We are renting a very comfy AirBnB just a couple of blocks northeast of Lake of the Isles, and have been walking 10+ miles each day around Minneapolis’ spectacular parks and trails system. We’re trying to safely, distantly visit as many family members here as we can before we relocate to Arizona in October, since it’s a much easier trip from Des Moines than it will be from Flagstaff or Sedona. It’s great to see folks, and great to be back in and around the area where Marcia grew up.

But there’s another component of the visit that carries an edge with a bite. George Floyd was murdered just about 10 blocks due east of Marcia’s childhood home, and we’re seeing a lot of damage around the community from the outraged eruptions which followed that tragedy. Sad and sobering on so many fronts, for so many people. It certainly hammers home the fact that we have so far to go and need to do so much better in terms of providing and protecting justice and equity as defining conditions of our national social contract.

As we watch the Democratic Nominating Convention this week, we are also reminded of one huge, important thing that we must collectively attend to by early November to redirect us along a more compassionate and Constitutionally-sound long-term national path. Marcia and I have already applied for our absentee ballots in Iowa accordingly, and will willingly head for the ballot boxes, masked, if they don’t get to us in time. When hatred, racism, grift, and willful anti-science ignorance are embraced as core operating parameters by both the White House and the Senate majority, it is hard to fight those scourges at street, community and State levels. We can do better. We must do better.

Enough on that, for here and now, I suppose. But plenty more to be said and done elsewhere and elsewhen, and we’re committed to that as a family whether I write about it here or not. Just for the record. Just so you know.

I share a few snaps below of our trip thus far, some happy and pretty, some sad and hard for us to see. We are energized by both types of photos, just in different ways. Maybe you will be too.

The Madness Of “With Which I Am Well Pleased” III

With so many things to be stressed, obsessed and/or depressed about in recent months, those little escapes, thrills and distractions that can brighten the hours and days are to be cherished, without doubt or question.

First and foremost in our family’s case, of course, is that none of us have had any medical emergencies to contend with during this our anno virum.
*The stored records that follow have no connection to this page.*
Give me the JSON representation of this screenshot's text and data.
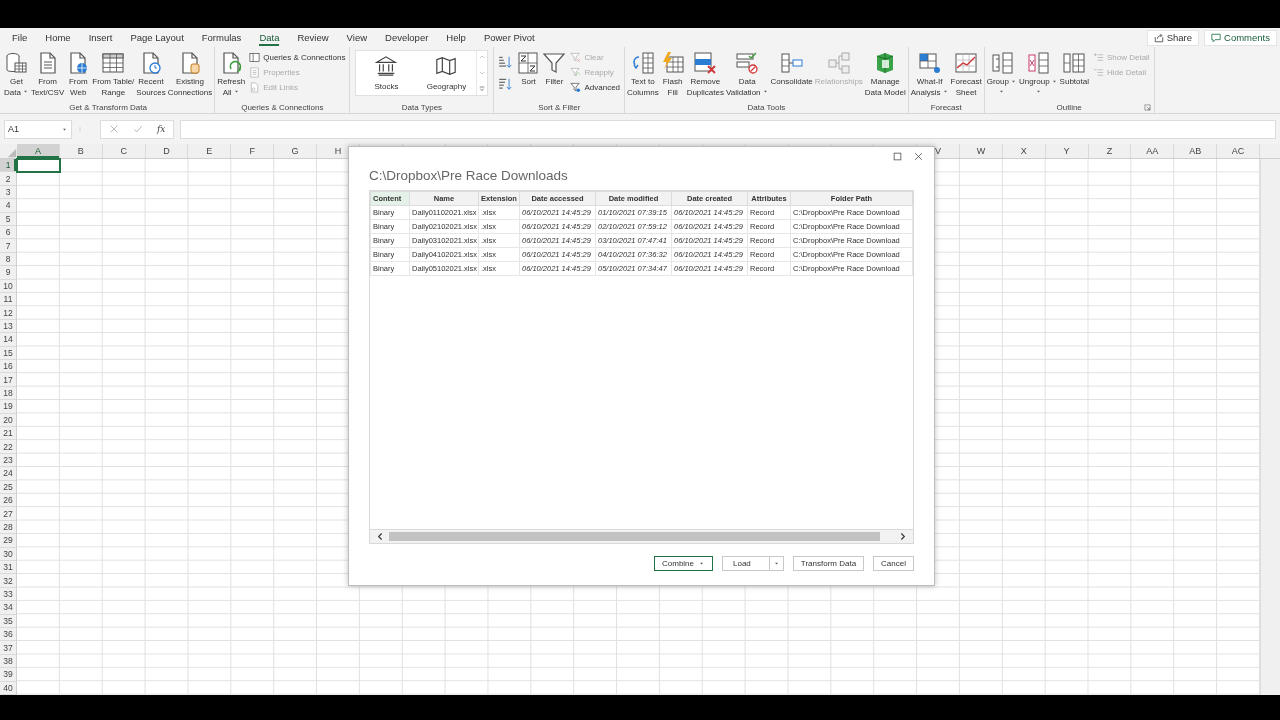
{
  "menu_tabs": [
    {
      "label": "File",
      "selected": false
    },
    {
      "label": "Home",
      "selected": false
    },
    {
      "label": "Insert",
      "selected": false
    },
    {
      "label": "Page Layout",
      "selected": false
    },
    {
      "label": "Formulas",
      "selected": false
    },
    {
      "label": "Data",
      "selected": true
    },
    {
      "label": "Review",
      "selected": false
    },
    {
      "label": "View",
      "selected": false
    },
    {
      "label": "Developer",
      "selected": false
    },
    {
      "label": "Help",
      "selected": false
    },
    {
      "label": "Power Pivot",
      "selected": false
    }
  ],
  "header_buttons": [
    {
      "label": "Share"
    },
    {
      "label": "Comments"
    }
  ],
  "ribbon_groups": [
    {
      "label": "Get & Transform Data",
      "launcher": false,
      "items": [
        {
          "kind": "large",
          "lines": [
            "Get",
            "Data"
          ],
          "dropdown": true,
          "disabled": false
        },
        {
          "kind": "large",
          "lines": [
            "From",
            "Text/CSV"
          ],
          "dropdown": false,
          "disabled": false
        },
        {
          "kind": "large",
          "lines": [
            "From",
            "Web"
          ],
          "dropdown": false,
          "disabled": false
        },
        {
          "kind": "large",
          "lines": [
            "From Table/",
            "Range"
          ],
          "dropdown": false,
          "disabled": false
        },
        {
          "kind": "large",
          "lines": [
            "Recent",
            "Sources"
          ],
          "dropdown": false,
          "disabled": false
        },
        {
          "kind": "large",
          "lines": [
            "Existing",
            "Connections"
          ],
          "dropdown": false,
          "disabled": false
        }
      ]
    },
    {
      "label": "Queries & Connections",
      "launcher": false,
      "items": [
        {
          "kind": "large",
          "lines": [
            "Refresh",
            "All"
          ],
          "dropdown": true,
          "disabled": false
        },
        {
          "kind": "stack",
          "buttons": [
            {
              "label": "Queries & Connections",
              "disabled": false
            },
            {
              "label": "Properties",
              "disabled": true
            },
            {
              "label": "Edit Links",
              "disabled": true
            }
          ]
        }
      ]
    },
    {
      "label": "Data Types",
      "launcher": false,
      "items": [
        {
          "kind": "gallery",
          "options": [
            "Stocks",
            "Geography"
          ]
        }
      ]
    },
    {
      "label": "Sort & Filter",
      "launcher": false,
      "items": [
        {
          "kind": "sort_pair"
        },
        {
          "kind": "large",
          "lines": [
            "Sort"
          ],
          "dropdown": false,
          "disabled": false
        },
        {
          "kind": "large",
          "lines": [
            "Filter"
          ],
          "dropdown": false,
          "disabled": false
        },
        {
          "kind": "stack",
          "buttons": [
            {
              "label": "Clear",
              "disabled": true
            },
            {
              "label": "Reapply",
              "disabled": true
            },
            {
              "label": "Advanced",
              "disabled": false
            }
          ]
        }
      ]
    },
    {
      "label": "Data Tools",
      "launcher": false,
      "items": [
        {
          "kind": "large",
          "lines": [
            "Text to",
            "Columns"
          ],
          "dropdown": false,
          "disabled": false
        },
        {
          "kind": "large",
          "lines": [
            "Flash",
            "Fill"
          ],
          "dropdown": false,
          "disabled": false
        },
        {
          "kind": "large",
          "lines": [
            "Remove",
            "Duplicates"
          ],
          "dropdown": false,
          "disabled": false
        },
        {
          "kind": "large",
          "lines": [
            "Data",
            "Validation"
          ],
          "dropdown": true,
          "disabled": false
        },
        {
          "kind": "large",
          "lines": [
            "Consolidate"
          ],
          "dropdown": false,
          "disabled": false
        },
        {
          "kind": "large",
          "lines": [
            "Relationships"
          ],
          "dropdown": false,
          "disabled": true
        },
        {
          "kind": "large",
          "lines": [
            "Manage",
            "Data Model"
          ],
          "dropdown": false,
          "disabled": false
        }
      ]
    },
    {
      "label": "Forecast",
      "launcher": false,
      "items": [
        {
          "kind": "large",
          "lines": [
            "What-If",
            "Analysis"
          ],
          "dropdown": true,
          "disabled": false
        },
        {
          "kind": "large",
          "lines": [
            "Forecast",
            "Sheet"
          ],
          "dropdown": false,
          "disabled": false
        }
      ]
    },
    {
      "label": "Outline",
      "launcher": true,
      "items": [
        {
          "kind": "large",
          "lines": [
            "Group"
          ],
          "dropdown": true,
          "disabled": false
        },
        {
          "kind": "large",
          "lines": [
            "Ungroup"
          ],
          "dropdown": true,
          "disabled": false
        },
        {
          "kind": "large",
          "lines": [
            "Subtotal"
          ],
          "dropdown": false,
          "disabled": false
        },
        {
          "kind": "stack",
          "buttons": [
            {
              "label": "Show Detail",
              "disabled": true
            },
            {
              "label": "Hide Detail",
              "disabled": true
            }
          ]
        }
      ]
    }
  ],
  "formula_bar": {
    "name_box": "A1",
    "function_label": "fx"
  },
  "sheet": {
    "columns_left": [
      {
        "label": "A",
        "selected": true
      },
      {
        "label": "B",
        "selected": false
      },
      {
        "label": "C",
        "selected": false
      },
      {
        "label": "D",
        "selected": false
      },
      {
        "label": "E",
        "selected": false
      },
      {
        "label": "F",
        "selected": false
      },
      {
        "label": "G",
        "selected": false
      },
      {
        "label": "H",
        "selected": false
      }
    ],
    "columns_right": [
      {
        "label": "V",
        "selected": false
      },
      {
        "label": "W",
        "selected": false
      },
      {
        "label": "X",
        "selected": false
      },
      {
        "label": "Y",
        "selected": false
      },
      {
        "label": "Z",
        "selected": false
      },
      {
        "label": "AA",
        "selected": false
      },
      {
        "label": "AB",
        "selected": false
      },
      {
        "label": "AC",
        "selected": false
      }
    ],
    "rows": [
      {
        "label": "1",
        "selected": true
      },
      {
        "label": "2",
        "selected": false
      },
      {
        "label": "3",
        "selected": false
      },
      {
        "label": "4",
        "selected": false
      },
      {
        "label": "5",
        "selected": false
      },
      {
        "label": "6",
        "selected": false
      },
      {
        "label": "7",
        "selected": false
      },
      {
        "label": "8",
        "selected": false
      },
      {
        "label": "9",
        "selected": false
      },
      {
        "label": "10",
        "selected": false
      },
      {
        "label": "11",
        "selected": false
      },
      {
        "label": "12",
        "selected": false
      },
      {
        "label": "13",
        "selected": false
      },
      {
        "label": "14",
        "selected": false
      },
      {
        "label": "15",
        "selected": false
      },
      {
        "label": "16",
        "selected": false
      },
      {
        "label": "17",
        "selected": false
      },
      {
        "label": "18",
        "selected": false
      },
      {
        "label": "19",
        "selected": false
      },
      {
        "label": "20",
        "selected": false
      },
      {
        "label": "21",
        "selected": false
      },
      {
        "label": "22",
        "selected": false
      },
      {
        "label": "23",
        "selected": false
      },
      {
        "label": "24",
        "selected": false
      },
      {
        "label": "25",
        "selected": false
      },
      {
        "label": "26",
        "selected": false
      },
      {
        "label": "27",
        "selected": false
      },
      {
        "label": "28",
        "selected": false
      },
      {
        "label": "29",
        "selected": false
      },
      {
        "label": "30",
        "selected": false
      },
      {
        "label": "31",
        "selected": false
      },
      {
        "label": "32",
        "selected": false
      },
      {
        "label": "33",
        "selected": false
      },
      {
        "label": "34",
        "selected": false
      },
      {
        "label": "35",
        "selected": false
      },
      {
        "label": "36",
        "selected": false
      },
      {
        "label": "37",
        "selected": false
      },
      {
        "label": "38",
        "selected": false
      },
      {
        "label": "39",
        "selected": false
      },
      {
        "label": "40",
        "selected": false
      }
    ]
  },
  "dialog": {
    "title": "C:\\Dropbox\\Pre Race Downloads",
    "columns": [
      {
        "label": "Content",
        "selected": true
      },
      {
        "label": "Name",
        "selected": false
      },
      {
        "label": "Extension",
        "selected": false
      },
      {
        "label": "Date accessed",
        "selected": false
      },
      {
        "label": "Date modified",
        "selected": false
      },
      {
        "label": "Date created",
        "selected": false
      },
      {
        "label": "Attributes",
        "selected": false
      },
      {
        "label": "Folder Path",
        "selected": false
      }
    ],
    "rows": [
      [
        "Binary",
        "Daily01102021.xlsx",
        ".xlsx",
        "06/10/2021 14:45:29",
        "01/10/2021 07:39:15",
        "06/10/2021 14:45:29",
        "Record",
        "C:\\Dropbox\\Pre Race Download"
      ],
      [
        "Binary",
        "Daily02102021.xlsx",
        ".xlsx",
        "06/10/2021 14:45:29",
        "02/10/2021 07:59:12",
        "06/10/2021 14:45:29",
        "Record",
        "C:\\Dropbox\\Pre Race Download"
      ],
      [
        "Binary",
        "Daily03102021.xlsx",
        ".xlsx",
        "06/10/2021 14:45:29",
        "03/10/2021 07:47:41",
        "06/10/2021 14:45:29",
        "Record",
        "C:\\Dropbox\\Pre Race Download"
      ],
      [
        "Binary",
        "Daily04102021.xlsx",
        ".xlsx",
        "06/10/2021 14:45:29",
        "04/10/2021 07:36:32",
        "06/10/2021 14:45:29",
        "Record",
        "C:\\Dropbox\\Pre Race Download"
      ],
      [
        "Binary",
        "Daily05102021.xlsx",
        ".xlsx",
        "06/10/2021 14:45:29",
        "05/10/2021 07:34:47",
        "06/10/2021 14:45:29",
        "Record",
        "C:\\Dropbox\\Pre Race Download"
      ]
    ],
    "buttons": [
      {
        "label": "Combine",
        "kind": "dropdown",
        "focused": true
      },
      {
        "label": "Load",
        "kind": "split",
        "focused": false
      },
      {
        "label": "Transform Data",
        "kind": "plain",
        "focused": false
      },
      {
        "label": "Cancel",
        "kind": "plain",
        "focused": false
      }
    ]
  }
}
Marcia and I were additionally pleased when Katelin called us earlier this week to tell us that she had received a very nice work promotion, demonstrating that her chosen work-remote situation in Nevada is clearly acceptable and sustainable to her employer, atop the satisfaction that she and John are feeling with their new Western lifestyle. We gave ourselves Six Parenting Gold Stars for that one. Very pleasing.

Marcia and I continue to have our own work opportunities to keep the mental juices and financial benefits flowing, I continue to find things to enjoyably think and write about, and we both continue to prioritize daily woodland and countryside walks of five-miles-plus to keep the body tuned along with the brain.  (I’m also cycling when I can to further that physical component, with ~650 miles covered over ~15 rides since May). We will be heading back up to Minnesota next week to see family in socially safe circumstances, so another change of scenery in Marcia’s beloved home state will feel good, for sure. Keeping on with keeping on, at bottom line. As one does.

Beyond those macro existential things, there are lots of smaller thrills that have delivered me the joy juice of late as well, so it seems fitting to provide a third installment to my “With Which I Am Pleased” series, building on this one and that one. As with the earlier posts, I feature 15 items in various categories, and commend and recommend them for your attention and (maybe) enjoyment as well. May they distract you from distress, alleviate your duress, and/or prepare you to safely impress your social (distant) circles with hot fresh content. Got recommendations for me in return? That’s what the comment button is for. Hit it!

FILMS

MUSIC

WEBSITES

Going Medieval

Daily Abstract Thoughts

The Diversity of Classic Rock

BOOKS